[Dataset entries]
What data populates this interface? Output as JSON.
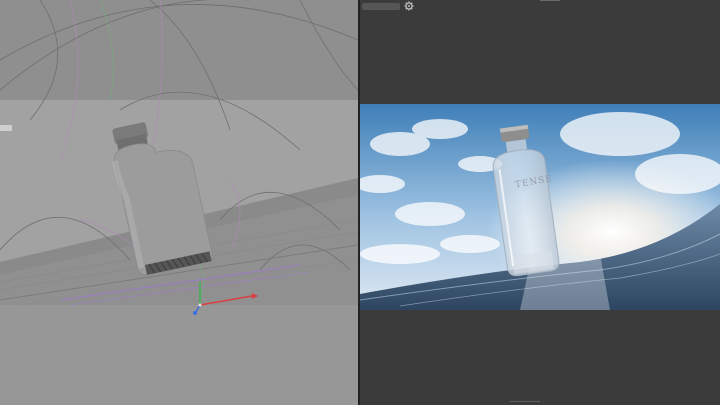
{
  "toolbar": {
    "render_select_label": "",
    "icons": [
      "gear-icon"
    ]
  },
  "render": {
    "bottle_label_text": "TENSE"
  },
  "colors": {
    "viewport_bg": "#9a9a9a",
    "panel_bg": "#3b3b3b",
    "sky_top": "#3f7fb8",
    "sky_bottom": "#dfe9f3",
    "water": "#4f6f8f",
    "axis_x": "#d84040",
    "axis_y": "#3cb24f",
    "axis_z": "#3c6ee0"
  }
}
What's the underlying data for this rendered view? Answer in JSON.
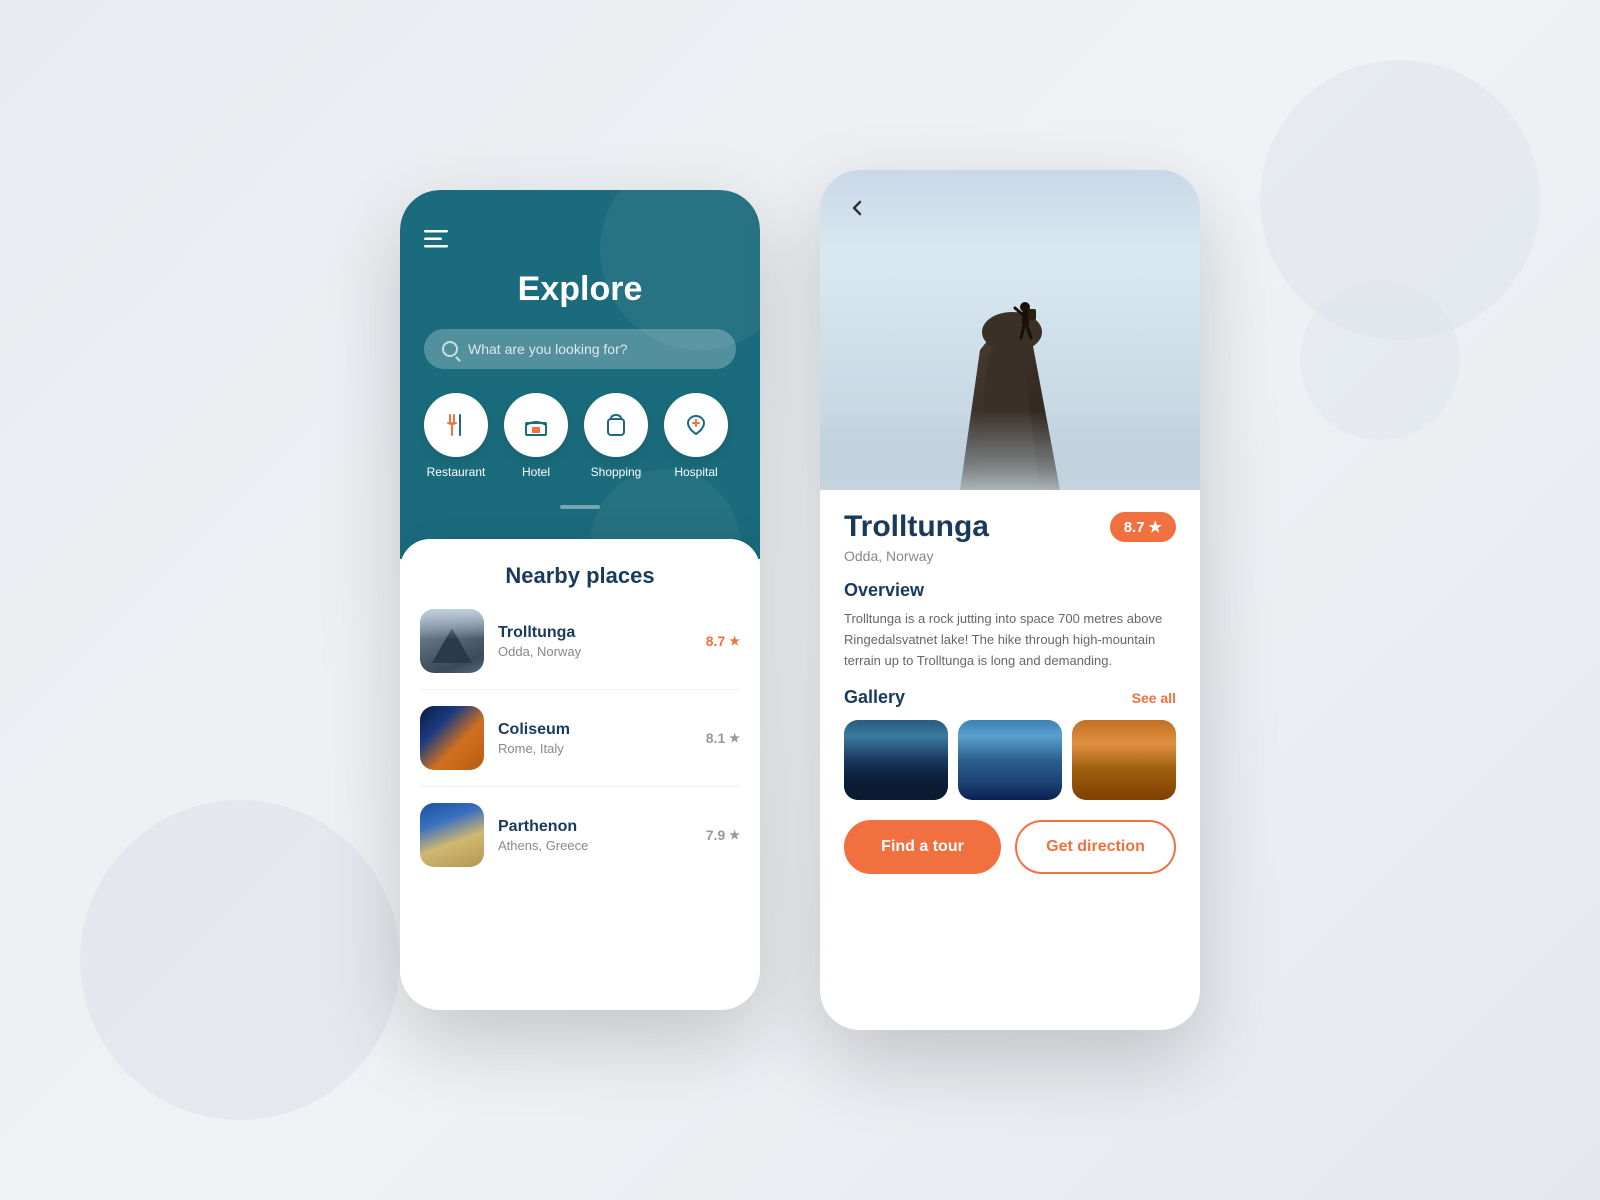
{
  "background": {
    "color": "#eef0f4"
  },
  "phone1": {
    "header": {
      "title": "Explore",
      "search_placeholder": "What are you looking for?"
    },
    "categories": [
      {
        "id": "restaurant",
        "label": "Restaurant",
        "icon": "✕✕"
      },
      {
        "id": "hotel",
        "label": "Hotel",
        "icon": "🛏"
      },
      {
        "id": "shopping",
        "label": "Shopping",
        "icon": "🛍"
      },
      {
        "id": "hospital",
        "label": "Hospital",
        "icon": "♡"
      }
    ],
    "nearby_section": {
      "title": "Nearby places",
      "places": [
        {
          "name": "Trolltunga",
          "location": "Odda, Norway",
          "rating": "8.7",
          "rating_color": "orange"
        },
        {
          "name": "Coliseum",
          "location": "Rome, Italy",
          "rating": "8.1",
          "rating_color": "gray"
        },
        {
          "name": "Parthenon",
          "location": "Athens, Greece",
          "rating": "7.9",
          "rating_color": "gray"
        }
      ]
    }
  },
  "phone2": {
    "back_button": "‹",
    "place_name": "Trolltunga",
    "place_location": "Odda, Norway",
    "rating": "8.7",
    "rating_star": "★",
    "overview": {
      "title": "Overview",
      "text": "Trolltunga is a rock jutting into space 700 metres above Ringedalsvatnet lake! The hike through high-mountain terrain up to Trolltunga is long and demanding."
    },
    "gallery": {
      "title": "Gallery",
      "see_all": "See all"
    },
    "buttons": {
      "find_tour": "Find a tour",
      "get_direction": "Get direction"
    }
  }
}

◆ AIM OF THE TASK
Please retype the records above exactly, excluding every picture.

◆ ANSWER BOX
What data populates this interface? Output as JSON.
{
  "toolbar": {
    "render_select_label": "",
    "icons": [
      "gear-icon"
    ]
  },
  "render": {
    "bottle_label_text": "TENSE"
  },
  "colors": {
    "viewport_bg": "#9a9a9a",
    "panel_bg": "#3b3b3b",
    "sky_top": "#3f7fb8",
    "sky_bottom": "#dfe9f3",
    "water": "#4f6f8f",
    "axis_x": "#d84040",
    "axis_y": "#3cb24f",
    "axis_z": "#3c6ee0"
  }
}
What's the underlying data for this rendered view? Answer in JSON.
{
  "background": {
    "color": "#eef0f4"
  },
  "phone1": {
    "header": {
      "title": "Explore",
      "search_placeholder": "What are you looking for?"
    },
    "categories": [
      {
        "id": "restaurant",
        "label": "Restaurant",
        "icon": "✕✕"
      },
      {
        "id": "hotel",
        "label": "Hotel",
        "icon": "🛏"
      },
      {
        "id": "shopping",
        "label": "Shopping",
        "icon": "🛍"
      },
      {
        "id": "hospital",
        "label": "Hospital",
        "icon": "♡"
      }
    ],
    "nearby_section": {
      "title": "Nearby places",
      "places": [
        {
          "name": "Trolltunga",
          "location": "Odda, Norway",
          "rating": "8.7",
          "rating_color": "orange"
        },
        {
          "name": "Coliseum",
          "location": "Rome, Italy",
          "rating": "8.1",
          "rating_color": "gray"
        },
        {
          "name": "Parthenon",
          "location": "Athens, Greece",
          "rating": "7.9",
          "rating_color": "gray"
        }
      ]
    }
  },
  "phone2": {
    "back_button": "‹",
    "place_name": "Trolltunga",
    "place_location": "Odda, Norway",
    "rating": "8.7",
    "rating_star": "★",
    "overview": {
      "title": "Overview",
      "text": "Trolltunga is a rock jutting into space 700 metres above Ringedalsvatnet lake! The hike through high-mountain terrain up to Trolltunga is long and demanding."
    },
    "gallery": {
      "title": "Gallery",
      "see_all": "See all"
    },
    "buttons": {
      "find_tour": "Find a tour",
      "get_direction": "Get direction"
    }
  }
}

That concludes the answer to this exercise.